The eating disorder that usually gets the most attention from the media is anorexia nervosa because of the extreme appearance of some people who develop it. Anorexia nervosa is a condition where the sufferer is driven to lose as much weight as possible through restriction of calories. Some of the most visible sufferers of anorexia may weigh less than 100 pounds despite having an average height well above five feet tall. However, every person who suffers from anorexia isn’t outwardly emaciated, nor is every person diagnosed with anorexia a female.
The National Institutes of Health reveals that the behaviors associated with anorexia nervosa may go much further than the restriction of calories. People with anorexia may exhibit behaviors similar to bulimia, such as self-induced vomiting, and they may also exhibit strange eating habits like not wanting to eat in anyone else’s company. Sufferers may also use diet pills to excess, as well as take water pills and diuretics to lose “weight,” even if the weight loss is just the body’s natural water.
The complications associated with anorexia are just as frightening as those that bulimics may develop. An anorexic person may see their white blood cells decrease, which may lead to more frequent sickness. Anorexics are also at risk for malnutrition, tooth decay, thyroid problems, and seizures. One of the most dangerous consequences of anorexic behavior is low potassium in the blood, which can cause heart problems. The obsession many anorexics have with their condition often means long-term treatment in a residential facility is necessary.
Binge Eating Disorder (BED)
Out of all the eating disorders that may cause life-threatening complications and death, binge eating disorder (BED) is the worst one of all because it affects more people than any other eating disorder in the United States. According to the Centers of Disease Control, more than 78.6 million adults and 12.7 million children are obese thus suffering from binge eating disorder. This equates to about 1 out of 3 people.
In contrast, a study published with Biological Psychiatry reveals the rate of anorexia at 0.9 percent in women and 0.3 percent in men. With 308 million people in the United States, that translates to 1.9 million people suffering from anorexia.
It’s common to assume that most people who suffer from eating disorders are thin and starving, but binge eating disorder affects people of many socioeconomic groups, genders, and ages. According to LiveStrong, a binge might equal a few thousand calories eaten in a single sitting, which is what normal eaters may eat over the course of an entire day. A person with BED might stop by McDonald’s for a binge and order a Double Quarter Pounder (780 calories), a large French fries (510 calories), a large Coca-Cola (280 calories), and an M&M McFlurry for dessert (650 calories). That’s 2,220 calories in just a single meal, and the amount of food isn’t even an extraordinary amount for many people in the United States.
People with severe BED might binge even more throughout the day and consume thousands more calories. For example, a person might start the day with a Lumberjack Slam with hash browns and a glass of orange juice at Denny’s (1580 calories), swing by McDonald’s at lunch for that Quarter Pounder meal (2200 calories), and get a sugary sweet mocha latte from Starbucks (450 calories) that afternoon. That evening, he or she might eat half a pepperoni pizza from Pizza Hut (around 1480 calories) and wash it down with a couple beers (400 calories). That’s around 6,130 calories in one day from popular restaurants where many people eat every single day and more than 1,000 calories from drinks alone! That menu is three times the amount of food a full-grown, 200-pound man needs each day to maintain his 200-pound frame.

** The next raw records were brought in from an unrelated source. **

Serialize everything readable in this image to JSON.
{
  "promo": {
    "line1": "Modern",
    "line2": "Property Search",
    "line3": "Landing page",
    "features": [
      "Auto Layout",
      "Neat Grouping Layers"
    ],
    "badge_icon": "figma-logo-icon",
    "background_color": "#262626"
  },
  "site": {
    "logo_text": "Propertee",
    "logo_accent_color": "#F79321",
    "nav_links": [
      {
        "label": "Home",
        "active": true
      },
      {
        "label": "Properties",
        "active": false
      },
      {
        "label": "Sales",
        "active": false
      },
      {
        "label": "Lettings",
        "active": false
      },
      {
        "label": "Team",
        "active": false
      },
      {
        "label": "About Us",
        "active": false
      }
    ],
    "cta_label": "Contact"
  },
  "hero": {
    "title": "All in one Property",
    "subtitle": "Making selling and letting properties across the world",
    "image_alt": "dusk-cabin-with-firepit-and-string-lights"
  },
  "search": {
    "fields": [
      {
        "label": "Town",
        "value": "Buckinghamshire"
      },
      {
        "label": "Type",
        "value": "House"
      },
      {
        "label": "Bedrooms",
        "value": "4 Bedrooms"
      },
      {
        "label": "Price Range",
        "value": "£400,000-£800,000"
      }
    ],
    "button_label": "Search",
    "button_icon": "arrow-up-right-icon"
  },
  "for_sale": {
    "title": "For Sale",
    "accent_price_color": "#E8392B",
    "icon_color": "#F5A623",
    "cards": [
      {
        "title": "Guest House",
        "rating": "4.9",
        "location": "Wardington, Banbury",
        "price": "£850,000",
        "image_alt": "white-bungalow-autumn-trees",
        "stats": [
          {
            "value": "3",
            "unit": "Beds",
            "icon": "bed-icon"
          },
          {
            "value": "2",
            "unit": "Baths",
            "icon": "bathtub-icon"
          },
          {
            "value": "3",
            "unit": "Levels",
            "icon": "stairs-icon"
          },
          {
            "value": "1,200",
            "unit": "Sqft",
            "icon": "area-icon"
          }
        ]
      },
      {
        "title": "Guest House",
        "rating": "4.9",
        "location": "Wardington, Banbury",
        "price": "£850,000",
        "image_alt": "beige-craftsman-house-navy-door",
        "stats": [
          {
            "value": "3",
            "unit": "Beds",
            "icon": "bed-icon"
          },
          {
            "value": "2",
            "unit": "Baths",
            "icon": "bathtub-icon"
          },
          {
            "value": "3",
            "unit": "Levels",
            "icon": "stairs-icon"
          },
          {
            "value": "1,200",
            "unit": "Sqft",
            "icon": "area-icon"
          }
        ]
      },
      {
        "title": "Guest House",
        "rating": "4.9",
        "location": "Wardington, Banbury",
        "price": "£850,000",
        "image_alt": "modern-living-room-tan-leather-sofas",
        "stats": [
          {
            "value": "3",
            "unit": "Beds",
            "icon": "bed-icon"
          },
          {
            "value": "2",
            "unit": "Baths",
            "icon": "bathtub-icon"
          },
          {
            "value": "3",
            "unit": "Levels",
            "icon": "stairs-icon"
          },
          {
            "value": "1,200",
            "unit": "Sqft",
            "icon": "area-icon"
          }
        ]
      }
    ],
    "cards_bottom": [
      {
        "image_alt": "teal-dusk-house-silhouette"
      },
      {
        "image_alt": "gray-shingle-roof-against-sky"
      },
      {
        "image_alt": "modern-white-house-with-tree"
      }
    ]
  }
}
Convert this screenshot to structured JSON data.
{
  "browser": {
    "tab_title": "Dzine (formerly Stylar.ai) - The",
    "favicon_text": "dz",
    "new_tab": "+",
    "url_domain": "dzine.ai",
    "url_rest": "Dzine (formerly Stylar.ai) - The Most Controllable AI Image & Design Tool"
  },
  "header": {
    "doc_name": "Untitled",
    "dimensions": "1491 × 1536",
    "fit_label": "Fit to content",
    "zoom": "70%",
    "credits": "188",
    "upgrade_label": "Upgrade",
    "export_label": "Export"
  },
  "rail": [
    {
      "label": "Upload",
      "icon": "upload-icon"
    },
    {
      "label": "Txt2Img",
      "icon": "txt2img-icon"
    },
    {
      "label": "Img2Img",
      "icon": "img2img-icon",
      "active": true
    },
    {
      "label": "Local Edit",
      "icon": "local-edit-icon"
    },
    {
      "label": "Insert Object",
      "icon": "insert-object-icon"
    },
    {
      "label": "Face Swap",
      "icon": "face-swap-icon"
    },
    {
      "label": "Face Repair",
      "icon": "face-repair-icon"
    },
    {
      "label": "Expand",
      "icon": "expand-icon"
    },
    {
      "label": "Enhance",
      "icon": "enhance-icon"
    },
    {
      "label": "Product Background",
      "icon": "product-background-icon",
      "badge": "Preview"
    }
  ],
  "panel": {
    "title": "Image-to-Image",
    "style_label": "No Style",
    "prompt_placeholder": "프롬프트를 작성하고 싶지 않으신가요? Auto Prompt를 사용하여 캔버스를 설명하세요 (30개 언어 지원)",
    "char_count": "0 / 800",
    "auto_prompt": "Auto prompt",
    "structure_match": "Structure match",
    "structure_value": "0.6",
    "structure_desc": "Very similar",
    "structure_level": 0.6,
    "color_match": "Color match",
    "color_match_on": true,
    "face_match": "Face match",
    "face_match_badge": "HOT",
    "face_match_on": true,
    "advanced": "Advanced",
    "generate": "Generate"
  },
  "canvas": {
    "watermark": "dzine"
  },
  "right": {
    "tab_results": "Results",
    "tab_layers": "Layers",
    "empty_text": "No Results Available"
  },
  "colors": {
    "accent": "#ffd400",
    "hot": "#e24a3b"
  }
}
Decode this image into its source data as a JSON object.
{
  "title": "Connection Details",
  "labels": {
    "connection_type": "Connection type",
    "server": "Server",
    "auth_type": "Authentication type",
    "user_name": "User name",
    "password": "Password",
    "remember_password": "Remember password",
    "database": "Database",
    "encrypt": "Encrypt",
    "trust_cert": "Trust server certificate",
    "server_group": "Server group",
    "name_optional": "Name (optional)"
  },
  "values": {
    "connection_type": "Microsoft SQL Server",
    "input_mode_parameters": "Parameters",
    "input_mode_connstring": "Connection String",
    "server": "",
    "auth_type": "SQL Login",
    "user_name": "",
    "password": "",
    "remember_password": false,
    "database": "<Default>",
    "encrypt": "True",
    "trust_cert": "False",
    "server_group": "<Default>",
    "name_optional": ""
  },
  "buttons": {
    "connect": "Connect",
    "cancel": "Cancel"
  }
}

For people with BED, feelings of depression and disgust may follow a large binge, which often helps fuel future bingeing activity, even when the person isn’t hungry. While a person suffering from binge eating disorder may appear normal in regular company, his or her habits behind closed doors may lead to several frightening health problems including diabetes, kidney disease, and heart failure. BED can also cause a person to gain weight and become obese. Harvard’s School of Public Health calls obesity an epidemic that isn’t just killing adults, but is harming children, too, with a third of children ages 2 to 19 classified as overweight or obese. Binge eating disorder and obesity are public health crises that demand immediate attention.
Despite the fact that tens of millions of people around the country suffer from eating disorders, there is still a stigma attached to disorders like bulimia and binge eating disorder. Simply talking about eating disorders is difficult, particularly because so many people who suffer from them are young women in their teens who lack self-confidence. Funding, too, is much scarcer for the study of these conditions and their causes versus other issues. In 2014, the National Institutes of Health budget for eating disorders research was $34 million.
That money represents just over a dollar in funding per person who is suffering or has suffered from an eating disorder in the United States. Funding for prostate cancer, on the other hand, was at $254 million in 2014 with the American Cancer Society expecting around 220,800 new cases in 2015. That’s $1,150 spent per expected case of prostate cancer. Funding for maladies like breast cancer, HIV/AIDS, and diabetes reaches hundreds of millions of dollars a year, but research into eating disorders remains low, comparatively.
Fortunately, there are dedicated psychologists and doctors currently researching eating disorders and developing solutions for the future. However, anyone experiencing any of the disorders described herein should consult with a licensed medical professional and enter into a supervised treatment plan immediately.